Two church groups come together for race discussions, 27 years and counting
Rev. Martin Luther King Jr. famously called 11 o’clock on Sunday morning the most segregated hour in Christian America. Sixty-four years later, members of two Northeast Ohio churches — one mostly white, the other historically Black — are meeting regularly to better understand race and develop friendships.
In 1997, leadership from the now New Covenant Lutheran Church, formerly St. James, a predominately-Black church in East Cleveland and the predominately-white First Lutheran Church in Strongsville, brought the men’s group of their churches together.
“We all took a look at the church and said this is really not how the church is supposed to look,” said Chuck Knerem, emeritus senior pastor of First Lutheran. “The church should look more diverse.”
Both sides meet monthly for lunch at the Cracker Barrel in Brooklyn, but it’s more than just meetings over meatloaf. The groups worship together. They do service projects together. Most notably, they have discussions about race.
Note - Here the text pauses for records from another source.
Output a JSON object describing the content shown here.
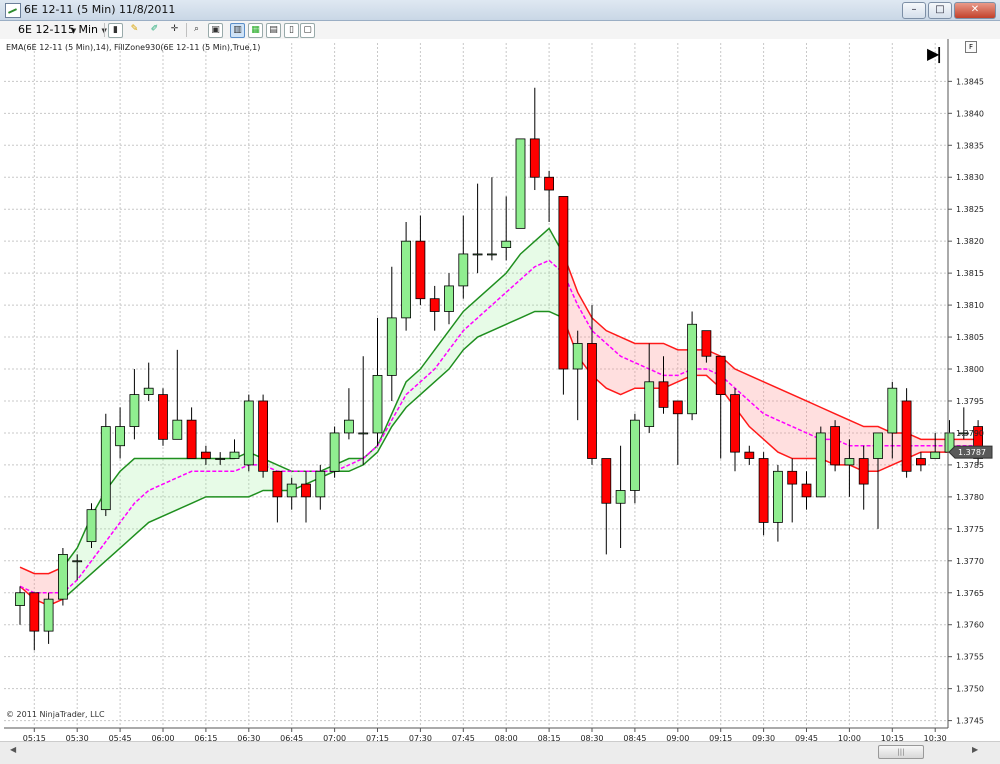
{
  "window": {
    "title": "6E 12-11 (5 Min)  11/8/2011",
    "minimize": "–",
    "maximize": "□",
    "close": "✕"
  },
  "toolbar": {
    "instrument": "6E 12-11",
    "interval": "5 Min",
    "icons": [
      "bar-type-icon",
      "drawing-pencil-icon",
      "marker-icon",
      "crosshair-icon",
      "zoom-icon",
      "chart-style-icon",
      "indicators-icon",
      "strategies-icon",
      "properties-icon",
      "data-box-icon"
    ]
  },
  "chart": {
    "indicator_label": "EMA(6E 12-11 (5 Min),14), FillZone930(6E 12-11 (5 Min),True,1)",
    "copyright": "© 2011 NinjaTrader, LLC",
    "f_button": "F",
    "current_price": "1.3787",
    "colors": {
      "up": "#90ee90",
      "down": "#ff0000",
      "green_band": "#1f8f1f",
      "red_band": "#ff1a1a",
      "ema": "#ff00ff",
      "green_fill": "rgba(144,238,144,0.22)",
      "red_fill": "rgba(255,140,140,0.28)"
    }
  },
  "chart_data": {
    "type": "candlestick",
    "y_ticks": [
      "1.3745",
      "1.3750",
      "1.3755",
      "1.3760",
      "1.3765",
      "1.3770",
      "1.3775",
      "1.3780",
      "1.3785",
      "1.3790",
      "1.3795",
      "1.3800",
      "1.3805",
      "1.3810",
      "1.3815",
      "1.3820",
      "1.3825",
      "1.3830",
      "1.3835",
      "1.3840",
      "1.3845"
    ],
    "x_ticks": [
      "05:15",
      "05:30",
      "05:45",
      "06:00",
      "06:15",
      "06:30",
      "06:45",
      "07:00",
      "07:15",
      "07:30",
      "07:45",
      "08:00",
      "08:15",
      "08:30",
      "08:45",
      "09:00",
      "09:15",
      "09:30",
      "09:45",
      "10:00",
      "10:15",
      "10:30"
    ],
    "ylim": [
      1.3744,
      1.3851
    ],
    "grid": true,
    "candles": [
      [
        1.3763,
        1.3765,
        1.3766,
        1.376
      ],
      [
        1.3765,
        1.3759,
        1.3765,
        1.3756
      ],
      [
        1.3759,
        1.3764,
        1.3765,
        1.3757
      ],
      [
        1.3764,
        1.3771,
        1.3772,
        1.3763
      ],
      [
        1.377,
        1.377,
        1.3771,
        1.3767
      ],
      [
        1.3773,
        1.3778,
        1.3779,
        1.3772
      ],
      [
        1.3778,
        1.3791,
        1.3793,
        1.3777
      ],
      [
        1.3788,
        1.3791,
        1.3794,
        1.3786
      ],
      [
        1.3791,
        1.3796,
        1.38,
        1.3789
      ],
      [
        1.3796,
        1.3797,
        1.3801,
        1.3795
      ],
      [
        1.3796,
        1.3789,
        1.3797,
        1.3788
      ],
      [
        1.3789,
        1.3792,
        1.3803,
        1.379
      ],
      [
        1.3792,
        1.3786,
        1.3794,
        1.3786
      ],
      [
        1.3787,
        1.3786,
        1.3788,
        1.3785
      ],
      [
        1.3786,
        1.3786,
        1.3787,
        1.3785
      ],
      [
        1.3786,
        1.3787,
        1.3789,
        1.3786
      ],
      [
        1.3785,
        1.3795,
        1.3796,
        1.3784
      ],
      [
        1.3795,
        1.3784,
        1.3796,
        1.3783
      ],
      [
        1.3784,
        1.378,
        1.3784,
        1.3776
      ],
      [
        1.378,
        1.3782,
        1.3783,
        1.3778
      ],
      [
        1.3782,
        1.378,
        1.3784,
        1.3776
      ],
      [
        1.378,
        1.3784,
        1.3785,
        1.3778
      ],
      [
        1.3784,
        1.379,
        1.3791,
        1.3783
      ],
      [
        1.379,
        1.3792,
        1.3797,
        1.3789
      ],
      [
        1.379,
        1.379,
        1.3802,
        1.3785
      ],
      [
        1.379,
        1.3799,
        1.3808,
        1.3788
      ],
      [
        1.3799,
        1.3808,
        1.3816,
        1.3795
      ],
      [
        1.3808,
        1.382,
        1.3823,
        1.3806
      ],
      [
        1.382,
        1.3811,
        1.3824,
        1.381
      ],
      [
        1.3811,
        1.3809,
        1.3813,
        1.3806
      ],
      [
        1.3809,
        1.3813,
        1.3815,
        1.3807
      ],
      [
        1.3813,
        1.3818,
        1.3824,
        1.3811
      ],
      [
        1.3818,
        1.3818,
        1.3829,
        1.3815
      ],
      [
        1.3818,
        1.3818,
        1.383,
        1.3817
      ],
      [
        1.3819,
        1.382,
        1.3827,
        1.3817
      ],
      [
        1.3822,
        1.3836,
        1.383,
        1.3822
      ],
      [
        1.3836,
        1.383,
        1.3844,
        1.3828
      ],
      [
        1.383,
        1.3828,
        1.3831,
        1.3823
      ],
      [
        1.3827,
        1.38,
        1.3827,
        1.3796
      ],
      [
        1.38,
        1.3804,
        1.3806,
        1.3792
      ],
      [
        1.3804,
        1.3786,
        1.381,
        1.3785
      ],
      [
        1.3786,
        1.3779,
        1.3786,
        1.3771
      ],
      [
        1.3779,
        1.3781,
        1.3788,
        1.3772
      ],
      [
        1.3781,
        1.3792,
        1.3793,
        1.3779
      ],
      [
        1.3791,
        1.3798,
        1.3804,
        1.379
      ],
      [
        1.3798,
        1.3794,
        1.3802,
        1.3793
      ],
      [
        1.3795,
        1.3793,
        1.3794,
        1.3785
      ],
      [
        1.3793,
        1.3807,
        1.3809,
        1.3792
      ],
      [
        1.3806,
        1.3802,
        1.3806,
        1.3801
      ],
      [
        1.3802,
        1.3796,
        1.3801,
        1.3786
      ],
      [
        1.3796,
        1.3787,
        1.3797,
        1.3784
      ],
      [
        1.3787,
        1.3786,
        1.3788,
        1.3785
      ],
      [
        1.3786,
        1.3776,
        1.3787,
        1.3774
      ],
      [
        1.3776,
        1.3784,
        1.3785,
        1.3773
      ],
      [
        1.3784,
        1.3782,
        1.3786,
        1.3776
      ],
      [
        1.3782,
        1.378,
        1.3784,
        1.3778
      ],
      [
        1.378,
        1.379,
        1.3791,
        1.378
      ],
      [
        1.3791,
        1.3785,
        1.3792,
        1.3784
      ],
      [
        1.3785,
        1.3786,
        1.3789,
        1.378
      ],
      [
        1.3786,
        1.3782,
        1.3788,
        1.3778
      ],
      [
        1.3786,
        1.379,
        1.379,
        1.3775
      ],
      [
        1.379,
        1.3797,
        1.3798,
        1.3786
      ],
      [
        1.3795,
        1.3784,
        1.3797,
        1.3783
      ],
      [
        1.3786,
        1.3785,
        1.3787,
        1.3784
      ],
      [
        1.3786,
        1.3787,
        1.379,
        1.3786
      ],
      [
        1.3787,
        1.379,
        1.3792,
        1.3787
      ],
      [
        1.379,
        1.379,
        1.3794,
        1.3789
      ],
      [
        1.3791,
        1.3786,
        1.3792,
        1.3785
      ]
    ],
    "band_upper": [
      1.3769,
      1.3768,
      1.3768,
      1.3769,
      1.3772,
      1.3777,
      1.3781,
      1.3784,
      1.3786,
      1.3786,
      1.3786,
      1.3786,
      1.3786,
      1.3786,
      1.3786,
      1.3786,
      1.3787,
      1.3786,
      1.3785,
      1.3784,
      1.3784,
      1.3784,
      1.3785,
      1.3786,
      1.3786,
      1.3788,
      1.3793,
      1.3798,
      1.38,
      1.3803,
      1.3806,
      1.3809,
      1.3811,
      1.3813,
      1.3815,
      1.3818,
      1.382,
      1.3822,
      1.3818,
      1.3812,
      1.3808,
      1.3806,
      1.3805,
      1.3804,
      1.3804,
      1.3804,
      1.3803,
      1.3803,
      1.3803,
      1.3802,
      1.38,
      1.3799,
      1.3798,
      1.3797,
      1.3796,
      1.3795,
      1.3794,
      1.3793,
      1.3792,
      1.3791,
      1.3791,
      1.379,
      1.379,
      1.3789,
      1.3789,
      1.3789,
      1.3789,
      1.3789
    ],
    "band_lower": [
      1.3766,
      1.3764,
      1.3763,
      1.3764,
      1.3766,
      1.3768,
      1.377,
      1.3772,
      1.3774,
      1.3776,
      1.3777,
      1.3778,
      1.3779,
      1.378,
      1.378,
      1.378,
      1.378,
      1.3781,
      1.3781,
      1.3781,
      1.3782,
      1.3783,
      1.3784,
      1.3784,
      1.3785,
      1.3787,
      1.3791,
      1.3794,
      1.3796,
      1.3798,
      1.38,
      1.3803,
      1.3805,
      1.3806,
      1.3807,
      1.3808,
      1.3809,
      1.3809,
      1.3808,
      1.3802,
      1.3799,
      1.3797,
      1.3796,
      1.3797,
      1.3797,
      1.3797,
      1.3798,
      1.3799,
      1.3799,
      1.3797,
      1.3794,
      1.3791,
      1.3789,
      1.3787,
      1.3786,
      1.3786,
      1.3786,
      1.3785,
      1.3785,
      1.3784,
      1.3784,
      1.3785,
      1.3786,
      1.3787,
      1.3787,
      1.3787,
      1.3787,
      1.3787
    ],
    "ema": [
      1.3766,
      1.3765,
      1.3765,
      1.3765,
      1.3767,
      1.377,
      1.3773,
      1.3776,
      1.3779,
      1.3781,
      1.3782,
      1.3783,
      1.3784,
      1.3784,
      1.3784,
      1.3784,
      1.3785,
      1.3785,
      1.3784,
      1.3784,
      1.3784,
      1.3784,
      1.3784,
      1.3785,
      1.3786,
      1.3788,
      1.3792,
      1.3796,
      1.3798,
      1.38,
      1.3803,
      1.3806,
      1.3808,
      1.381,
      1.3812,
      1.3814,
      1.3816,
      1.3817,
      1.3815,
      1.381,
      1.3806,
      1.3804,
      1.3802,
      1.3801,
      1.38,
      1.3799,
      1.3799,
      1.38,
      1.38,
      1.3799,
      1.3797,
      1.3795,
      1.3793,
      1.3792,
      1.3791,
      1.379,
      1.3789,
      1.3789,
      1.3788,
      1.3788,
      1.3788,
      1.3788,
      1.3788,
      1.3788,
      1.3788,
      1.3788,
      1.3788,
      1.3788
    ]
  }
}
“We wanted to show each church that we could cross this barrier of bringing a Black church from East Cleveland and this white church in First Lutheran together and realize how much we were alike,” said New Covenant Deacon William Brown.
Discussion topics will include bias, police relations and privilege.
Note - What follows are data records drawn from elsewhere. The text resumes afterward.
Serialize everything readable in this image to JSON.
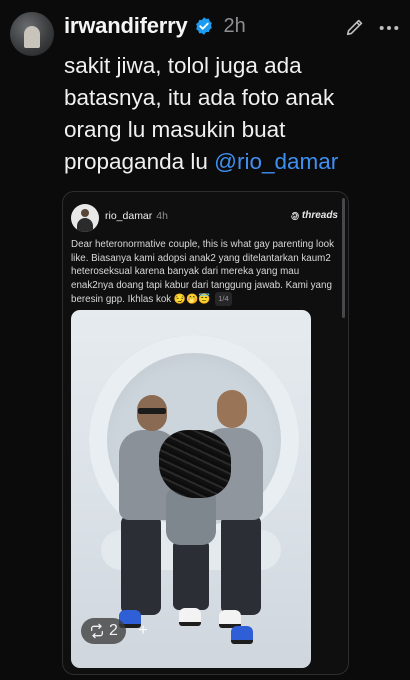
{
  "post": {
    "username": "irwandiferry",
    "time": "2h",
    "text_main": "sakit jiwa, tolol juga ada batasnya, itu ada foto anak orang lu masukin buat propaganda lu ",
    "mention": "@rio_damar"
  },
  "quote": {
    "username": "rio_damar",
    "time": "4h",
    "source": "threads",
    "text": "Dear heteronormative couple, this is what gay parenting look like. Biasanya kami adopsi anak2 yang ditelantarkan kaum2 heteroseksual karena banyak dari mereka yang mau enak2nya doang tapi kabur dari tanggung jawab. Kami yang beresin gpp. Ikhlas kok 😏🤭😇",
    "counter": "1/4",
    "repost_count": "2",
    "plus": "+"
  },
  "colors": {
    "background": "#0b0b0c",
    "verified": "#1d9bf0",
    "mention": "#3f8ff0",
    "muted": "#8e8e93"
  },
  "icons": [
    "verified-icon",
    "edit-icon",
    "more-icon",
    "threads-logo-icon",
    "repost-icon",
    "plus-icon"
  ]
}
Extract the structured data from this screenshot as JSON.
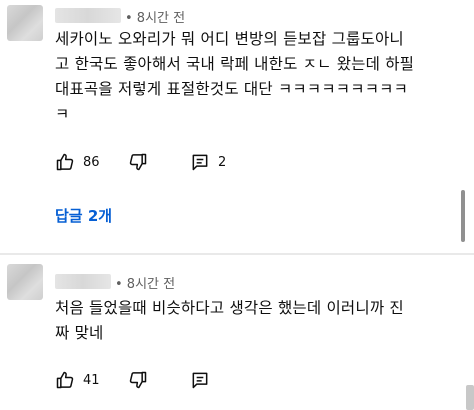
{
  "comments": [
    {
      "time": "• 8시간 전",
      "text": "세카이노 오와리가 뭐 어디 변방의 듣보잡 그룹도아니\n고 한국도 좋아해서 국내 락페 내한도 ㅈㄴ 왔는데 하필\n대표곡을 저렇게  표절한것도 대단 ㅋㅋㅋㅋㅋㅋㅋㅋㅋ\nㅋ",
      "likes": "86",
      "replies_count": "2",
      "replies_label": "답글 2개"
    },
    {
      "time": "• 8시간 전",
      "text": "처음 들었을때 비슷하다고 생각은 했는데 이러니까 진\n짜 맞네",
      "likes": "41"
    }
  ],
  "icons": {
    "like": "thumbs-up-icon",
    "dislike": "thumbs-down-icon",
    "reply": "comment-icon"
  },
  "colors": {
    "link": "#065fd4",
    "meta": "#606060"
  }
}
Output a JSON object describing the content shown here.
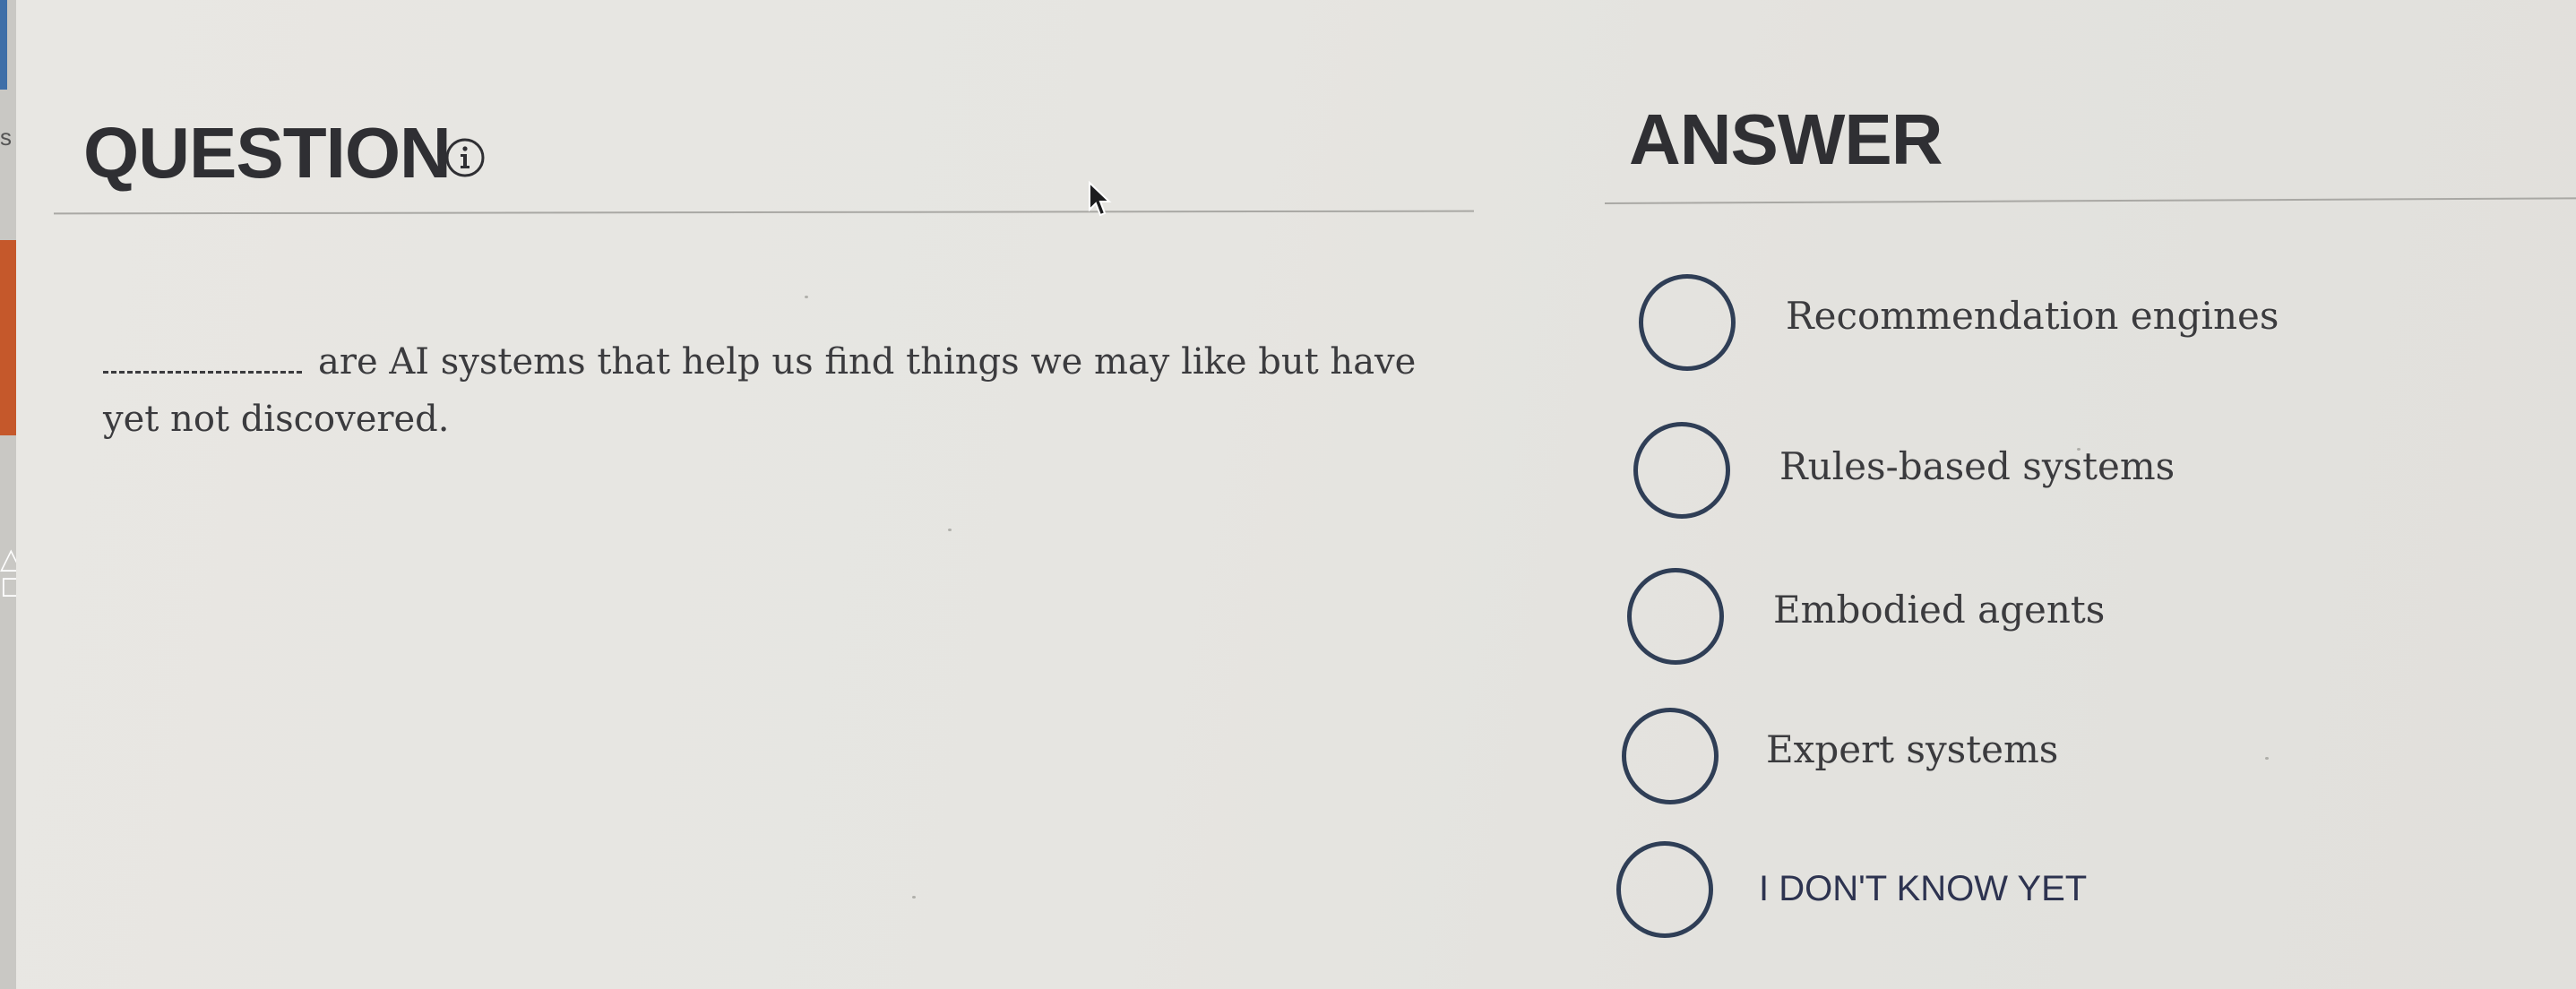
{
  "sidebar": {
    "label_fragment": "s"
  },
  "question": {
    "heading": "QUESTION",
    "info_icon": "info-icon",
    "text": "are AI systems that help us find things we may like but have yet not discovered."
  },
  "answer": {
    "heading": "ANSWER",
    "options": [
      {
        "label": "Recommendation engines"
      },
      {
        "label": "Rules-based systems"
      },
      {
        "label": "Embodied agents"
      },
      {
        "label": "Expert systems"
      },
      {
        "label": "I DON'T KNOW YET"
      }
    ]
  },
  "colors": {
    "sidebar_accent": "#c5582b",
    "radio_border": "#2f3e56",
    "heading": "#2f2f33"
  }
}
The topic was family lineage at a discussion last summer. New Covenant vicar Scott Wylie laughed as he talked about the results of a DNA genetic test.
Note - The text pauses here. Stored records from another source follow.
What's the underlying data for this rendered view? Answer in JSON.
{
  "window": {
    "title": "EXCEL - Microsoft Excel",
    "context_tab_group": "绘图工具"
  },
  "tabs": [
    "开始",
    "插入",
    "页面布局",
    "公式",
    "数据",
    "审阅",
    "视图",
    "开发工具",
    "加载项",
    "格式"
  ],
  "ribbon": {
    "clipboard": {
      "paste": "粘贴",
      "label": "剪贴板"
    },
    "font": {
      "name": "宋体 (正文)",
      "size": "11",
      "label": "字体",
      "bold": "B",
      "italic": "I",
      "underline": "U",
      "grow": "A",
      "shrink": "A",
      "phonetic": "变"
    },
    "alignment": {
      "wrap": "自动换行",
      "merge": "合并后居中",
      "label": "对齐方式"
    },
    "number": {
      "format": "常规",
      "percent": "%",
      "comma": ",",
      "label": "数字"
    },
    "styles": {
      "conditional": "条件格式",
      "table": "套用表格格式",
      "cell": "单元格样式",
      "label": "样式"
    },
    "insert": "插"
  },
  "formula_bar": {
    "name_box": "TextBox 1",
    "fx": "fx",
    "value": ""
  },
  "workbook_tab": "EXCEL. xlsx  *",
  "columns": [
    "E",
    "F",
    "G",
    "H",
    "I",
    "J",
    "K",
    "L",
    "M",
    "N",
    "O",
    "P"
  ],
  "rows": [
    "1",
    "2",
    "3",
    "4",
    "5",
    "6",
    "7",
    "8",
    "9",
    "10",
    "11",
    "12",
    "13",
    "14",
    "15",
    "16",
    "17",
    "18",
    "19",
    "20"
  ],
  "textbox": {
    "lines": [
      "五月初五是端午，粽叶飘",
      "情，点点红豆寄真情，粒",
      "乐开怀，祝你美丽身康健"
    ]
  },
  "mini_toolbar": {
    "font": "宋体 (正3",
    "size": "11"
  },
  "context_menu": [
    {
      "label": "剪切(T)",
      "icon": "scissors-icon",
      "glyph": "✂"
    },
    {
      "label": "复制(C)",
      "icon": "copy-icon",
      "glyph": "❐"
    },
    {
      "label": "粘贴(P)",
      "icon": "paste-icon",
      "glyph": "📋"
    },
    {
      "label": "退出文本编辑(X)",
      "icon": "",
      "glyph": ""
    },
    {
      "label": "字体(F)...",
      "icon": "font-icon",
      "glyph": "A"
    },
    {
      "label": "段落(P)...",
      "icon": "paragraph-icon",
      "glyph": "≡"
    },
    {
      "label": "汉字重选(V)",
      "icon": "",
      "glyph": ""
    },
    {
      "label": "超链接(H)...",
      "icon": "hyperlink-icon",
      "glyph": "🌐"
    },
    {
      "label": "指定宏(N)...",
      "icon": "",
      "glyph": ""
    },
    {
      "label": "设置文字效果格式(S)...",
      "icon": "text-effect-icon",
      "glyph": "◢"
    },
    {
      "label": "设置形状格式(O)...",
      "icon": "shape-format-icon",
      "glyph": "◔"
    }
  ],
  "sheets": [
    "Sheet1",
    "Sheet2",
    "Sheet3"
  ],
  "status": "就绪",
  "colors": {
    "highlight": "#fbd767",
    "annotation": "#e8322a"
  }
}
“I have the highest percentage for me, I think, is from Wales,” said Wylie, who is Black.
The results were possibly evidence of the fraught history of slavery and racism, particularly the rape of African slaves by white slavetraders and owners, he said.
“Oh, OK," Wylie told the group. "One of the masters was from Wales.”
Brown said stereotyping — especially how it relates to Northeast Ohio — was a big racial barrier he was excited to discuss.
"Understand that all of us is not what is portrayed on the media. You don’t have to be scared of us. You don’t have to be afraid that we’re going to take something from you,” Brown said. “You can come into East Cleveland and nothing’s going to happen to you.”
Even the ever-divisive topic — politics — has come up.
“I think a lot of our political views, we perceive that they’re the same, but that doesn’t mean that they are,” Brown said. “When we sit amongst each other, our camaraderie says, ‘OK, we don’t like what Trump is spewing, but you might go out and vote for him.”
Dale Piper from First Lutheran said he takes the group and the friendships it's inspired to the polls with him.
“I can’t not take into consideration what I’ve learned from this group the way I vote,” said Piper. “Sometimes when you’re voting between two people, it’s not like you’re voting based on their race record. You’re voting based on pro-life or pro-abortion, economy. You vote for many things when you vote for president. But I definitely take that into consideration in my vote.”
All these discussions, especially the hard ones, have built powerful friendships, said Marlon McPherson of New Covenant.
“The more we met, the more we communicated, the more we let our true feelings out, the closer we got,” McPherson said. “I’ve come to love these guys and their church because I’m accepted as a member of their church. I can walk into their church and the first thing is, ‘Hi Marlon, how you doing?’ For me it makes me feel like I’m a part of them and they’re a part of us.”
Piper said he feels the same.
“I try never to miss a lunch. I look forward to playing golf with Marlon. I’m very proud to be a member of this group,” Piper said.
The group hosts an annual retreat. Last fall it was an overnight cabin trip at the Hiram Camp House in Moreland Hills.
A few years ago, they visited the Jim Crow Museum of Racist Imagery in Michigan.
Knerem said one defining moment came in the early days of the group’s creation when they forced Black members and white members to pair up and discuss each other’s upbringings.
“To become that vulnerable in front of somebody else, for example, for me to admit that I grew up in a racist household and how that impacted me and my views and my perspectives about things, just opened up broader avenues for us not only that have a conversation, but to be in a deeper relationship with one another,” Knerem said.
Almost three decades later, with no signs of the camaraderie slowing down, the group looks ahead to keep things going for the next generation.
“God’s at work,” Wylie said. “It showed two churches coming together and then becoming brothers — I mean literally brothers. Can you imagine if our country was like that?”
The group already has plans for a trip to Washington, D.C. this summer. The priority stops are the African American Museum, the Martin Luther King Jr. Memorial and the Holocaust Museum.